Verifying Ecommerce Orders the Right Way

Every eCommerce shop deals with the eventual scenario of a risky customer order. There might be some red flags through past experiences, or another fraud tool alerts you about risky behavior. Usually, this happens because a customer’s velocity, IP, device, amount, or one of many other factors triggered a review for the order. At Trust Swiftly, we have seen through multiple clients that the fraud systems and rules are too strict, leading to refunds and declined sales. For many businesses, you might be better off turning off more fraud checks to increase revenue. Instead of delving into the pros and cons of ways to balance fraud and orders, we will look into cases of what to do when you believe you have a chance of eCommerce fraud.

To start, we will assume you are already past the point of outright accepting or rejecting the order. You are stuck in the middle, looking for a clue to decide the outcome of the customer. To do this, most eCommerce stores have their customer support or dedicated professional fraud review the order. Once you have reviewed the order, there is an option to verify the individual through additional friction. We will only cover post-checkout verifications as they can usually be swapped into any point of a customer’s purchase journey. There are non-additional friction methods such as 3rd party data sources; however we have found those don’t always give a clear answer. Shopify details some basic fraud verification tips. Having another data point might be enough to tip the scale into a decision about the order finally. So, what are these verification options, you might ask?

  1. ID Verifications – This is the most common we see eCommerce stores asking to complete an order. However, this is a huge ask for most e-commerce transactions. Many customers will be offended by a store that thought to ask them for their ID. It depends on your industry and customers to know if you can get away with the request. For age-restricted purchases such as drugs and alcohol, this is an understandable request. However, it is excessive and not even a problematic deterrent for most fraudsters for most other transactions.

  2. Credit Card Last 4 – Another less privacy-invasive method to verify but one that can result in substantial security compromises. Typically a merchant will have the first six and last four digits of a card. This verify method attempts to check physical possession of the card used in your shop. As long as the shop can verify the credit card picture with the name and numbers expected, they can approve the order. However, you now open yourself to bigger security issues as some users will make mistakes and not cover up the entire card number representing a potential PCI issue. Tools like Trust Swiftly can automatically detect whole card numbers in the image and reject them, forcing the customer to upload the card image properly.

  3. Bank Receipt – Requesting a bank receipt or app image of the recent bank activity is another way to prove ownership of a credit card. In this case, the customer will take a screenshot of their transaction, which should show unique identifiers like your merchant name, URL, and phone number. This is a preferred method by many customers as they are not giving up any sensitive data, and you can confirm their ownership by checking some data from the image. You should ascertain that their bank name matches the expected card and that all the merchant identifier data is similar to your store.

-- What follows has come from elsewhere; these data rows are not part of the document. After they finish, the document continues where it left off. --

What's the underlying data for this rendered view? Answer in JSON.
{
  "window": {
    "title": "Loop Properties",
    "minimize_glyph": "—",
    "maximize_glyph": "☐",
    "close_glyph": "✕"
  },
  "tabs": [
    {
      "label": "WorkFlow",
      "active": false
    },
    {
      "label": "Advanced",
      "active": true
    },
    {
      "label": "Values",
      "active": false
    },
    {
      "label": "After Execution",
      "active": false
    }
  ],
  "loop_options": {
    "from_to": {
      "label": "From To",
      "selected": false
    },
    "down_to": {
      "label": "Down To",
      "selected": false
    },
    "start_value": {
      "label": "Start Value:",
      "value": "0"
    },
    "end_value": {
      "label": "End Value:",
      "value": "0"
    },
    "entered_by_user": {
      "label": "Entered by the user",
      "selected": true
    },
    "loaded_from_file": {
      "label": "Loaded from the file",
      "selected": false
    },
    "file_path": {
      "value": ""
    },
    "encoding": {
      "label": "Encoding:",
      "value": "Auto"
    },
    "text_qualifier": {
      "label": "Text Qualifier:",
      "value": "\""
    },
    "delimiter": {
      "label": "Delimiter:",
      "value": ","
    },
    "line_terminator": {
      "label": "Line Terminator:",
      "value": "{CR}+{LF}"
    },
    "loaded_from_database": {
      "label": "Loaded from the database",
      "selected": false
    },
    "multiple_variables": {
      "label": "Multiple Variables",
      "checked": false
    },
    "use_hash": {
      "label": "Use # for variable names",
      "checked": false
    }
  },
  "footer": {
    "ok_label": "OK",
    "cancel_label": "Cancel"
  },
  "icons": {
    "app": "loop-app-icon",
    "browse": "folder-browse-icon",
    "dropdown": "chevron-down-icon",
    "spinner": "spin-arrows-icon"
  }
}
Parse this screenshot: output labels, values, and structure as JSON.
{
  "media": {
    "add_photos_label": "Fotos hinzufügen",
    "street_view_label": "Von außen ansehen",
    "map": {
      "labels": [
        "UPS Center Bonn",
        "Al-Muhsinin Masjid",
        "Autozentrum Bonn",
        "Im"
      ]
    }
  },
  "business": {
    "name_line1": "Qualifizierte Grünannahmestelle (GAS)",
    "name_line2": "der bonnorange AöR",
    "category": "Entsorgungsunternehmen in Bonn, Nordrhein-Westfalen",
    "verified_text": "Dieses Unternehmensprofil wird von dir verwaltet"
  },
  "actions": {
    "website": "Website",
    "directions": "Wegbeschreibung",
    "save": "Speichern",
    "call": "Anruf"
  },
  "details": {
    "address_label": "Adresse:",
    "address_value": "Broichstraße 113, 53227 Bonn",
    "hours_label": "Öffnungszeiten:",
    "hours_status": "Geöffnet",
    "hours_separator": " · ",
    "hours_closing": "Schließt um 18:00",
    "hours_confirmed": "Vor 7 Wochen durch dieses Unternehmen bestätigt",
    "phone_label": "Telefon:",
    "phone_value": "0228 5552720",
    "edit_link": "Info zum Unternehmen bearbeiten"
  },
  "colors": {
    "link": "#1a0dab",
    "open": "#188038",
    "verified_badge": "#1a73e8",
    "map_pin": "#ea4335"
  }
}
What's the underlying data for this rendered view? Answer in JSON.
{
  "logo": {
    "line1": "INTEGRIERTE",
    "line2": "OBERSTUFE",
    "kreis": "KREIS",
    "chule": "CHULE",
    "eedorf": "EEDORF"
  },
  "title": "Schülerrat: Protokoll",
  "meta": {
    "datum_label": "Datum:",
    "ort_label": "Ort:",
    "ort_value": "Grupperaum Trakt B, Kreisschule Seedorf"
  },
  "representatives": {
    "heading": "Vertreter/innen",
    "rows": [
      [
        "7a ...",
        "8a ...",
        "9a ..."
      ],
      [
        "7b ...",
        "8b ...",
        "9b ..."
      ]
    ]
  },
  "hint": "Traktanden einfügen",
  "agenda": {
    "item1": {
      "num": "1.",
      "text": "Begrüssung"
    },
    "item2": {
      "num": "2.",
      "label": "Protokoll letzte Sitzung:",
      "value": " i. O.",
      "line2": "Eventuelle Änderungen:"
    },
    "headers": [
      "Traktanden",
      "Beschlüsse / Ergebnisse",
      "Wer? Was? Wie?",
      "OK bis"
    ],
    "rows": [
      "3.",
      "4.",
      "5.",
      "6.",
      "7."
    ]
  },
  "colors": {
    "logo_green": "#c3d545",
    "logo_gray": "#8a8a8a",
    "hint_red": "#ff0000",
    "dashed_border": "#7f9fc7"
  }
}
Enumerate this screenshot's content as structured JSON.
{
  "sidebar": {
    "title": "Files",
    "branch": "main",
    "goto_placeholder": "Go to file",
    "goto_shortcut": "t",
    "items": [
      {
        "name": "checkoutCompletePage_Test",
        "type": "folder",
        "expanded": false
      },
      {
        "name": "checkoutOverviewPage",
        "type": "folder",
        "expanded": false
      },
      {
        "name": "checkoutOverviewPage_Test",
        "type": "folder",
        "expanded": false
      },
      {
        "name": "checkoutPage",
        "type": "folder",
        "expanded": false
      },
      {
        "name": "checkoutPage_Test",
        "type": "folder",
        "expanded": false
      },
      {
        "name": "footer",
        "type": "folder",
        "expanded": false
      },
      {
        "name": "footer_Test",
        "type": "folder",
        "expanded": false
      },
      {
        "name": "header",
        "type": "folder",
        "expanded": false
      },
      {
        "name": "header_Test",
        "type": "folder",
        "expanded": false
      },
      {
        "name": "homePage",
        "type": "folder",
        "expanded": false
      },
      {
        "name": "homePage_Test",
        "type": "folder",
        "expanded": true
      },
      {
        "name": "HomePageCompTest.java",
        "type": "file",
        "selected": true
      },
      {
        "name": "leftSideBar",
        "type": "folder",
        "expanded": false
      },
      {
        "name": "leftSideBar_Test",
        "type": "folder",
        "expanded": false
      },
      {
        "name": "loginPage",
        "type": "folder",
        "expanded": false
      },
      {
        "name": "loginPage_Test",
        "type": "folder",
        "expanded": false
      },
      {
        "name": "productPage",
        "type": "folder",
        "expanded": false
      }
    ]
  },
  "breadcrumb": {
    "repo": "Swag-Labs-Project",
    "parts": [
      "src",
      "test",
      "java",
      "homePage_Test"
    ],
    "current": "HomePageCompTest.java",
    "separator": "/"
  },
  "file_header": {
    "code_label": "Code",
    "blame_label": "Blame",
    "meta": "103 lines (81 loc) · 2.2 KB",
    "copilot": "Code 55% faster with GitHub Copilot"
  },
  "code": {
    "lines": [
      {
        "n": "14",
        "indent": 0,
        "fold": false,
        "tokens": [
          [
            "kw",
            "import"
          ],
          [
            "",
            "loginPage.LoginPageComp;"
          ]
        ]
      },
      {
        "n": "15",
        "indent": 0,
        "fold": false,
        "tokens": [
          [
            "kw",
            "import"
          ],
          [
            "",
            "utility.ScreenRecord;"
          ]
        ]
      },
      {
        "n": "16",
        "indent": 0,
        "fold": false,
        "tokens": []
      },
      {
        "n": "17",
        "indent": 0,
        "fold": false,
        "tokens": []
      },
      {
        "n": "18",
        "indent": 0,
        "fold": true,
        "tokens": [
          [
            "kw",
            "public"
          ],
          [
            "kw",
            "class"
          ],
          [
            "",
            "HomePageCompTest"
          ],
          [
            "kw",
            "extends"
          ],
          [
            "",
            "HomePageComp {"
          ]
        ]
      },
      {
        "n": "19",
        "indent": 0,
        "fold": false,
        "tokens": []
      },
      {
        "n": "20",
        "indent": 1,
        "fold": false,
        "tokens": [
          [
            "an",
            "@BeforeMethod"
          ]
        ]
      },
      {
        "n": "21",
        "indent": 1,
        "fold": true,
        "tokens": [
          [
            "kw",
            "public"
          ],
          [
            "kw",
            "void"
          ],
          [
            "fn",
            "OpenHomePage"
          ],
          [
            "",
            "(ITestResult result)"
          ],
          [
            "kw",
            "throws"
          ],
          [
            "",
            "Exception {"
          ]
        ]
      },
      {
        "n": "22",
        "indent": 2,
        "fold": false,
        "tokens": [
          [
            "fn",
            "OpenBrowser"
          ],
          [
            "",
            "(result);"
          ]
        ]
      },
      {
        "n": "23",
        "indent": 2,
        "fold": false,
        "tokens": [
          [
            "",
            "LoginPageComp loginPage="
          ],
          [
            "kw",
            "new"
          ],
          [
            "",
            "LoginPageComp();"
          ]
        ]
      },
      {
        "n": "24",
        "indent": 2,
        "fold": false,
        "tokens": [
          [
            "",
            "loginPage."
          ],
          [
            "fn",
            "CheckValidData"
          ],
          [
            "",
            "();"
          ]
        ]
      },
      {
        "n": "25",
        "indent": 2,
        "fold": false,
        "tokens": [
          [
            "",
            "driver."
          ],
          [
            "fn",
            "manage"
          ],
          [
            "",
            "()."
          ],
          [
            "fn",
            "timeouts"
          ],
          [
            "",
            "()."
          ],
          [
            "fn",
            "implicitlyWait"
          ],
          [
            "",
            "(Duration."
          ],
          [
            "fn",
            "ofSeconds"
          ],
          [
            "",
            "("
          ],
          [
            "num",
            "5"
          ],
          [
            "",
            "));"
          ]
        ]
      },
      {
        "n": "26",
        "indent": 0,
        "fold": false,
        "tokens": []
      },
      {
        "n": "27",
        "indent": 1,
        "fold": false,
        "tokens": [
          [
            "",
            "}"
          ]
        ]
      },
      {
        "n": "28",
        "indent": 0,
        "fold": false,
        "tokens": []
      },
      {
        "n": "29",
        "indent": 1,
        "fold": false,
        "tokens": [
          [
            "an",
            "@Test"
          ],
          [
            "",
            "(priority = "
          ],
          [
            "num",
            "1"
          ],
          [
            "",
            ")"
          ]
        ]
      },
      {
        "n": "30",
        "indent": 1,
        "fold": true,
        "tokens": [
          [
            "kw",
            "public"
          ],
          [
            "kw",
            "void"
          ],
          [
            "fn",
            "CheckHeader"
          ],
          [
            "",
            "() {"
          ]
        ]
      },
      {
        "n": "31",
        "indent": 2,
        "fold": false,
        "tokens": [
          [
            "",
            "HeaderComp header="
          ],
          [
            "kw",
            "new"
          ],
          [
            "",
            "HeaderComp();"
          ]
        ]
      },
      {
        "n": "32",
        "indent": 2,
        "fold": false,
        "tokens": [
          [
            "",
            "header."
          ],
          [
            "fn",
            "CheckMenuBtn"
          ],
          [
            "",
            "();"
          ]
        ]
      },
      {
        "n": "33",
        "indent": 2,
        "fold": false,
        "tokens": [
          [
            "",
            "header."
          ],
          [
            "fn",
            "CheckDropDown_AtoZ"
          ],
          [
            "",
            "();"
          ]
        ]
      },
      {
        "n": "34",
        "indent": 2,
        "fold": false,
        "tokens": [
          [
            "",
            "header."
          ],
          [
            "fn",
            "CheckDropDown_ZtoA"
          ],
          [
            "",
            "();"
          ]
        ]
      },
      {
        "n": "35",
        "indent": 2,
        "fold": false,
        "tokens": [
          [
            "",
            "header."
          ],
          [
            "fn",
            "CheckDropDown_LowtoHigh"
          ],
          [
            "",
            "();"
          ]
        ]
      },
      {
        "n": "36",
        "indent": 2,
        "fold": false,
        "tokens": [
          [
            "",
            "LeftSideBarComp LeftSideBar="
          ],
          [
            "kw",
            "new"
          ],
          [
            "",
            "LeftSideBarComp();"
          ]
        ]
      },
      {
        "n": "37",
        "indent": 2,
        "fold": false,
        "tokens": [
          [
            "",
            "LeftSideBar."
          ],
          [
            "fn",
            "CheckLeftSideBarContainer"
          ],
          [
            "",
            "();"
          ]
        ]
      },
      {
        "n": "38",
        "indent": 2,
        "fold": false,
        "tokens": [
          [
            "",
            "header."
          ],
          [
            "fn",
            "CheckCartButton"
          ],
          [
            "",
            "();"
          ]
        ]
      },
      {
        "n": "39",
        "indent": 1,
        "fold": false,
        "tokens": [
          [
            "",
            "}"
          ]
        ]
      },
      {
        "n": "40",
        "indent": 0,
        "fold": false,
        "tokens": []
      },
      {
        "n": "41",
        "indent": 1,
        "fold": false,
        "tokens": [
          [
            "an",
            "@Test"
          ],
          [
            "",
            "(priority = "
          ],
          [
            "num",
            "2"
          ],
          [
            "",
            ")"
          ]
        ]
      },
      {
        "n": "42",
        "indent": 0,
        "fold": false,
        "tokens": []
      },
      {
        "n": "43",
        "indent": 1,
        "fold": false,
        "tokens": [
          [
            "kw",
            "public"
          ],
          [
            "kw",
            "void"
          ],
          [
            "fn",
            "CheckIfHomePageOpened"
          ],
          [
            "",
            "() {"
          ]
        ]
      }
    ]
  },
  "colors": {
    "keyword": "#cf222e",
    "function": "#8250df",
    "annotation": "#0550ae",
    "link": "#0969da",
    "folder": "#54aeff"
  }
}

There are a few downsides to this method as bank receipts vary significantly between apps and websites. Sophisticated fraudsters can also try to forge a fake pass. Next, some transactions might not show up if the bank takes time to display the information. This can be deterred by using a dynamic statement to match an expected description with the transaction.

  4. Trust Swiftly Card Verify – We have built a unique card verification system that securely verifies ownership of a credit card. Using 3DS2 combined with a random authorization debit, we can ensure the security of the transaction. This technique results in the quickest and most automated method for verifying an eCommerce customer. This method goes explicitly after most fraudsters' stolen credit card operations. They will have all the cardholder details, and even some use 3DS interception tools to get the 2FA code. However, with Trust Swiftly’s method, they would need access to the user's statement activity which is extremely difficult.

  5. Misc Verification – Calling the customer to ask about the transaction to confirm it is a quick method. As well as sending an SMS to verify their phone exists and populate any data from it. Both these methods can also be automated by Trust Swiftly. Even a simple email or live chat session can uncover a fraudster vs a genuine customer.

In the end, each of these methods can be applied in certain situations. However, we do not advise using ID verifications right off the bat unless necessary. Just look at some eCommerce stores reviews that collect IDs as part of their fraud prevention. Trust Pilot will show plenty of 1-star reviews from mad customers about the verification process. We just touched the tip of verification options available to eCommerce stores. Trust Swiftly has over 15 different methods now that can be tailored for your unique situation.